    There is a chorus of disappointment in industry about a lack of innovation. What our engineers may lack – I was one, sans degree, for the thirty years after I retired from the Army – is not education, but an imagination and understanding of how things work. I ask adults, picked at random from those willing to put up with my queries, what makes a dropped ball bounce. Anyone but a professional educator (and I hope I’m right about that) will be surprised when I say a large fraction of the adults I ask can’t say what happens, and an even greater number can’t say why. Gravity makes it fall – everyone says that but no one can say how – and most can at least be led to why the ball bounces, even children, whose recent experience taught them how the feel of a ball will say which one bounces better. But why? All most of us know is a remembered word, not what it means.

    Our remedies are, alas, not doing things differently, but more of the same, more rigorously applied, a classic definition of insanity, but sanctified by a core of professional knowledge unwilling to admit credentials aren’t the answer.

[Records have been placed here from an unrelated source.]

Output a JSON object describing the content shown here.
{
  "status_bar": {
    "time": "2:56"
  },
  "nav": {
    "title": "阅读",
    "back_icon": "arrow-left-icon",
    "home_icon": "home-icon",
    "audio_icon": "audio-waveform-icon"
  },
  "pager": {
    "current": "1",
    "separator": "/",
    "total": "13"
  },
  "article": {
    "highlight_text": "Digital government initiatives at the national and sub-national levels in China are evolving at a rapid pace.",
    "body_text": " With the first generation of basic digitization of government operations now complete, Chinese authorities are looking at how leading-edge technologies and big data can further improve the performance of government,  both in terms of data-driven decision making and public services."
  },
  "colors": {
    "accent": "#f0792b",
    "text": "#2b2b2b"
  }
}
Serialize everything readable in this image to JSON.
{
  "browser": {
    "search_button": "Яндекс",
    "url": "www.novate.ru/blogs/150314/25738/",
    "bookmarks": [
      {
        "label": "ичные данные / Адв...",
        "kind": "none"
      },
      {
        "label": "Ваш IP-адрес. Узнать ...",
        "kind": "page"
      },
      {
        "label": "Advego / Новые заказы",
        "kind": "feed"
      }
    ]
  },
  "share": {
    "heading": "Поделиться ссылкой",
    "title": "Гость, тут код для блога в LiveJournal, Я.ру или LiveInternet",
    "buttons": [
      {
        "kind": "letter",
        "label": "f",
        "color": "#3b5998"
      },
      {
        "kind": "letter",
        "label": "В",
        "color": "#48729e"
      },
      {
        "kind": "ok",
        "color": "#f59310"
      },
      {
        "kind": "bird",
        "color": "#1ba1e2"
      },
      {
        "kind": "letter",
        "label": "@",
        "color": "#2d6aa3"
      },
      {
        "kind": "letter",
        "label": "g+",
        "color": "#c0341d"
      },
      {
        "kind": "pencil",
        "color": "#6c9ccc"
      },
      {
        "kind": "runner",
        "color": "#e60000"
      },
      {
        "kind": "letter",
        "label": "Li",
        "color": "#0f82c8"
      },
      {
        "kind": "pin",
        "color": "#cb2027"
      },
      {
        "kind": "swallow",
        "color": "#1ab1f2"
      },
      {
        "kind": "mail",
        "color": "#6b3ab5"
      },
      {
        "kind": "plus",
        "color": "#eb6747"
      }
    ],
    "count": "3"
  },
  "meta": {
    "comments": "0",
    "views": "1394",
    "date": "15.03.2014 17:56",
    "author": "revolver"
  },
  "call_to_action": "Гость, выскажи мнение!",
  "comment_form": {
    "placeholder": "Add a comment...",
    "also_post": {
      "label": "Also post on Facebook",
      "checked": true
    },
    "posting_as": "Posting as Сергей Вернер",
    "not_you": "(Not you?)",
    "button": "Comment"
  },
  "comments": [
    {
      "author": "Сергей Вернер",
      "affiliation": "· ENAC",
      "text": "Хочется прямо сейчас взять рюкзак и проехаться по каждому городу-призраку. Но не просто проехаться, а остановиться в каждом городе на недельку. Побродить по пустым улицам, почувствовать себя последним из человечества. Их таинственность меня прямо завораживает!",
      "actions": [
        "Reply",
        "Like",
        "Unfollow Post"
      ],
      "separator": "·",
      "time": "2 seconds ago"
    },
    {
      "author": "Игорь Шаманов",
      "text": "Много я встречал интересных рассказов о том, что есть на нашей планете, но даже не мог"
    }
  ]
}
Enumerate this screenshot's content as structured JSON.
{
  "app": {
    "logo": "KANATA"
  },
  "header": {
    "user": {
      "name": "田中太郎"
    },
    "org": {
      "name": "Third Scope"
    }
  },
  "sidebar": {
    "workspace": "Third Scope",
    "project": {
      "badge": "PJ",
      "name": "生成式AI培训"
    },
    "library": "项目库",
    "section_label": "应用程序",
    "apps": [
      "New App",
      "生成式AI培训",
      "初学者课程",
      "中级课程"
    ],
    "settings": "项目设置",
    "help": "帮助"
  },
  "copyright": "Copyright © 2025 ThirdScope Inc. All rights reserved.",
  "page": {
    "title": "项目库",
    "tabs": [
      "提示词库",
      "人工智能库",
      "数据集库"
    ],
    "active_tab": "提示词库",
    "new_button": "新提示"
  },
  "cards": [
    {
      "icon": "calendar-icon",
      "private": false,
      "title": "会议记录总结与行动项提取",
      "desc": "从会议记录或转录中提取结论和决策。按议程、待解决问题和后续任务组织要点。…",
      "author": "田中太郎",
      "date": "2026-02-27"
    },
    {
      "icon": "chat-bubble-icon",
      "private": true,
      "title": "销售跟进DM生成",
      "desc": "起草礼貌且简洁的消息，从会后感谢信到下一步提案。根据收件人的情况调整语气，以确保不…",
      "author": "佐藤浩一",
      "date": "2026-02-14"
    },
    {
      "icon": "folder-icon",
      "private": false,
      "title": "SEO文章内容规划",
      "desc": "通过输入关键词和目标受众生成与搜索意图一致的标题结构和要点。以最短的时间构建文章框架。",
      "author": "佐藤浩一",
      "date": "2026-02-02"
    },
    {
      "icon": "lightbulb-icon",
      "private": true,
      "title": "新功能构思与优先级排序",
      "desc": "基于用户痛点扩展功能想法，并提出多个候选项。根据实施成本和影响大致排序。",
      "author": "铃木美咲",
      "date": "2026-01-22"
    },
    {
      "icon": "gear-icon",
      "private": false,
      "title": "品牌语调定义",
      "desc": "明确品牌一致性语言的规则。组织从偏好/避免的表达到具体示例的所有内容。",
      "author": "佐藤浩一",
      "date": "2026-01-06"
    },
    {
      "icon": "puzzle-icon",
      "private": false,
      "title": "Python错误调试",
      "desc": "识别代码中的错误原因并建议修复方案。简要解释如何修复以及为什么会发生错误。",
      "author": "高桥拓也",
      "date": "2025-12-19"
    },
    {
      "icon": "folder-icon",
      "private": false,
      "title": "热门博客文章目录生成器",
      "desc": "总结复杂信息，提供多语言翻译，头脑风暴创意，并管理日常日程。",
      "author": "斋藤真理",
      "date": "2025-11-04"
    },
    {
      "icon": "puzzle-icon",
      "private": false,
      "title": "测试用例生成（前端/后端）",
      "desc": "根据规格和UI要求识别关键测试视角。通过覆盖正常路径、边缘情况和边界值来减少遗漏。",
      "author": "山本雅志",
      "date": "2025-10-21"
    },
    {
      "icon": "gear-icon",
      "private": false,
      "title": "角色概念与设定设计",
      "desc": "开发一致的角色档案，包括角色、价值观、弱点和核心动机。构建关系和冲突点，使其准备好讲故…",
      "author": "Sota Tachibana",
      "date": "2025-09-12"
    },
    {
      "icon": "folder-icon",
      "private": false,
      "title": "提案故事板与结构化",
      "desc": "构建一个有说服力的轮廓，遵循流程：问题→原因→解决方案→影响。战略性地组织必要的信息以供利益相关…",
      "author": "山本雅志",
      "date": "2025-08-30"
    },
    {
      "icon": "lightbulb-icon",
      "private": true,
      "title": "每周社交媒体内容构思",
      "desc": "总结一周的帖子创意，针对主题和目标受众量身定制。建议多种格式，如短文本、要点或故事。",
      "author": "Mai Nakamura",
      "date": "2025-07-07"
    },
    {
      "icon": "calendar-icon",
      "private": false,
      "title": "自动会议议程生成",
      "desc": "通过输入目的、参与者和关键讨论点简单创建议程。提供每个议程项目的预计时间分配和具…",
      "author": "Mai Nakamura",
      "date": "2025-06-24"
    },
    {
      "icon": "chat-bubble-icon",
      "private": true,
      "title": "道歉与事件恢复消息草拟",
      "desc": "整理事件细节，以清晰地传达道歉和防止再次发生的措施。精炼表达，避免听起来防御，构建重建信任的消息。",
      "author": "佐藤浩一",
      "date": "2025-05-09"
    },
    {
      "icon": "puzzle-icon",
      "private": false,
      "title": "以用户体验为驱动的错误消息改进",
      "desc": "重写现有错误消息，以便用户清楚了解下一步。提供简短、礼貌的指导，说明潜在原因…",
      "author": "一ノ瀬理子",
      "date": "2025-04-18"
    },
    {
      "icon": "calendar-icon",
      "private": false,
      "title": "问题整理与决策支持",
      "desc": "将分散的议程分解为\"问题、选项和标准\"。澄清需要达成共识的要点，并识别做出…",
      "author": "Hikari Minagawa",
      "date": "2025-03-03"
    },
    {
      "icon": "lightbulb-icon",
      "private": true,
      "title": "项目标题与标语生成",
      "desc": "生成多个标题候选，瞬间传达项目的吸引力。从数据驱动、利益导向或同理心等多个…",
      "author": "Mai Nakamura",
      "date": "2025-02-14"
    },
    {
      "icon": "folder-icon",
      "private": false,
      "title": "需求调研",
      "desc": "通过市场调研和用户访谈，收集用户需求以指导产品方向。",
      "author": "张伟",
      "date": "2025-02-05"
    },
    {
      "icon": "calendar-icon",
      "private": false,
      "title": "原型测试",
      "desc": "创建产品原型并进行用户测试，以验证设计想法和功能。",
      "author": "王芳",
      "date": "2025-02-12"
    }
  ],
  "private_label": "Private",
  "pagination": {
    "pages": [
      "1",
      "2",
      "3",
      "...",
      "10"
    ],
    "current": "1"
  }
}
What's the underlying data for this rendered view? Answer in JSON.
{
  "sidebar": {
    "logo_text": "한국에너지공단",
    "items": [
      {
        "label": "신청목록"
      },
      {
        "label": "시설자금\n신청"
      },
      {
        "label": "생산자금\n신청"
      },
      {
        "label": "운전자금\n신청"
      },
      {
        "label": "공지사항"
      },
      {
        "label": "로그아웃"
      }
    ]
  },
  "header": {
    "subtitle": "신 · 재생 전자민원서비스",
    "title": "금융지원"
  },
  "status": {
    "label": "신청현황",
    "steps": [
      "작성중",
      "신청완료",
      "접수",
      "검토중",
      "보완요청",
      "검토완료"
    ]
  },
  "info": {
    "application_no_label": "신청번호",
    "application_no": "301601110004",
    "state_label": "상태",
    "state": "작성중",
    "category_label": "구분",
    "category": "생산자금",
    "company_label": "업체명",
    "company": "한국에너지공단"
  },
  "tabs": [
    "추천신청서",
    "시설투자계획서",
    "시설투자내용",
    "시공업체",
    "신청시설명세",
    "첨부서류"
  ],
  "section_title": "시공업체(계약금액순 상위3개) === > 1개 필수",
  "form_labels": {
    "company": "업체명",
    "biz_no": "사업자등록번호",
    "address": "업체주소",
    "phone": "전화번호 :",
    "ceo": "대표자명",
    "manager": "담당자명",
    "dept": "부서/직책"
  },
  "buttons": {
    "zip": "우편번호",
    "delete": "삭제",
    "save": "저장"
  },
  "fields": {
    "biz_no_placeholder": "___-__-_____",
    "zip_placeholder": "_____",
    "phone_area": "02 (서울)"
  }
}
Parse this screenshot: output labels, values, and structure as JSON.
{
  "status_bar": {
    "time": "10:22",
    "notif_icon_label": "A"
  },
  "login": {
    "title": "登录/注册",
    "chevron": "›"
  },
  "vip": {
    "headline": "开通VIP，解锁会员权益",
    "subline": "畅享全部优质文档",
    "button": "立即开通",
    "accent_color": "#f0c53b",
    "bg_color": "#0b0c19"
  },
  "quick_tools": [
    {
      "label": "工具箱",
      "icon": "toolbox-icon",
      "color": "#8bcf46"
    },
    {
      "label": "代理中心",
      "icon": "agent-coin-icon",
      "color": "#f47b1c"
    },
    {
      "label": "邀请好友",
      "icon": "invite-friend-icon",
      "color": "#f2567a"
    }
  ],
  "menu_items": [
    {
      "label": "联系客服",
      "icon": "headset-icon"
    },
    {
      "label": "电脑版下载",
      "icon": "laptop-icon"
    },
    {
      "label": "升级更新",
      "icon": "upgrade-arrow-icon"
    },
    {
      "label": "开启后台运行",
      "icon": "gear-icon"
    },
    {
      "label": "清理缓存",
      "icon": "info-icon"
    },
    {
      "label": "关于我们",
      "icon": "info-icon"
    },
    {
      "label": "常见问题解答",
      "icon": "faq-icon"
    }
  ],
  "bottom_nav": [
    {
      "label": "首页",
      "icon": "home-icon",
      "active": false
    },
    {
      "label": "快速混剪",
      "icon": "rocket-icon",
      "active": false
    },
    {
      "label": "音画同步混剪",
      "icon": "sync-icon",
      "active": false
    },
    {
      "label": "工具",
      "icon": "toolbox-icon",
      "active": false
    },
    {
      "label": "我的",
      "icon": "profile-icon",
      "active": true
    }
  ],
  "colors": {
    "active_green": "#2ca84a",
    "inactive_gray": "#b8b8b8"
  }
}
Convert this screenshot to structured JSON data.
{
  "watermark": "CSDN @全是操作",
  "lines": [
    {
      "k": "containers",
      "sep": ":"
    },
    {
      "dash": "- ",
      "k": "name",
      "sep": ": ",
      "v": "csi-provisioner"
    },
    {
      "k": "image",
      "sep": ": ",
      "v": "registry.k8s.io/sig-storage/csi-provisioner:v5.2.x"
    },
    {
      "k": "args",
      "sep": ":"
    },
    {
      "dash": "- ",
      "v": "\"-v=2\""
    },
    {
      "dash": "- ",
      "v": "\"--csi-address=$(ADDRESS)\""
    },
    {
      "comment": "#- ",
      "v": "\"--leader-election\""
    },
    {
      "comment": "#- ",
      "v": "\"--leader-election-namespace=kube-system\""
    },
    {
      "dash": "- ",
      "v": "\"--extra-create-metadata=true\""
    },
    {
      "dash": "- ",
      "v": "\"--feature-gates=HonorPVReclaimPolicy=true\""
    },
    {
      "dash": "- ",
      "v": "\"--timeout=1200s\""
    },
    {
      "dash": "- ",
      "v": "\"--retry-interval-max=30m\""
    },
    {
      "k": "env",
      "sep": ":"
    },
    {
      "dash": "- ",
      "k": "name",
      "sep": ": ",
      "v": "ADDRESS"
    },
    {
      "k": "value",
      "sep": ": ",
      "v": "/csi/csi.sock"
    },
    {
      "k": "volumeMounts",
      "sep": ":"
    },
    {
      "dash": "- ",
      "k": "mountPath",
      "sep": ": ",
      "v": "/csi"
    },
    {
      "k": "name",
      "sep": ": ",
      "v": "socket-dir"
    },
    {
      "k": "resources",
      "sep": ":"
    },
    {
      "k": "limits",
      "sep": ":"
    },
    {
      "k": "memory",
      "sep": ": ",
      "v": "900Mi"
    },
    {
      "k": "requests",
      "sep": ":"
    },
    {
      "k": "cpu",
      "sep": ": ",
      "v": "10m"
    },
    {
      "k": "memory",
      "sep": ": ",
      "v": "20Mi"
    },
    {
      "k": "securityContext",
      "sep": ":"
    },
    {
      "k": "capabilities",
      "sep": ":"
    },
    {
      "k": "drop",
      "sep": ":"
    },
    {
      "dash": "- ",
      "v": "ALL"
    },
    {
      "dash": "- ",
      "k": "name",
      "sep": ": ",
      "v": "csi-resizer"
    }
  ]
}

    I taught electronics four years in the Army. I was good at it; I have a natural talent, one I used in unit level training and later in industry as well. Being largely self educated, however, I can’t help. Even if I had a Nobel and a Pulitzer I’d be ruled unfit to teach 8th graders in most states, and there’s something wrong with that; we accept anyone who has good High School grades as potential teachers, but they will teach, most of them, only as well as they were taught. We should turn away most of them! Take those who have the empathy and perceptiveness to see understanding happen, and give them the freedom to walk down each students road to knowledge when they teach. Screen for talent, not grades. All they will need is what they missed learning, and that is easier, faster, less expensive and more likely to work than making them all get PhD’s to teach children why a dropped ball bounces.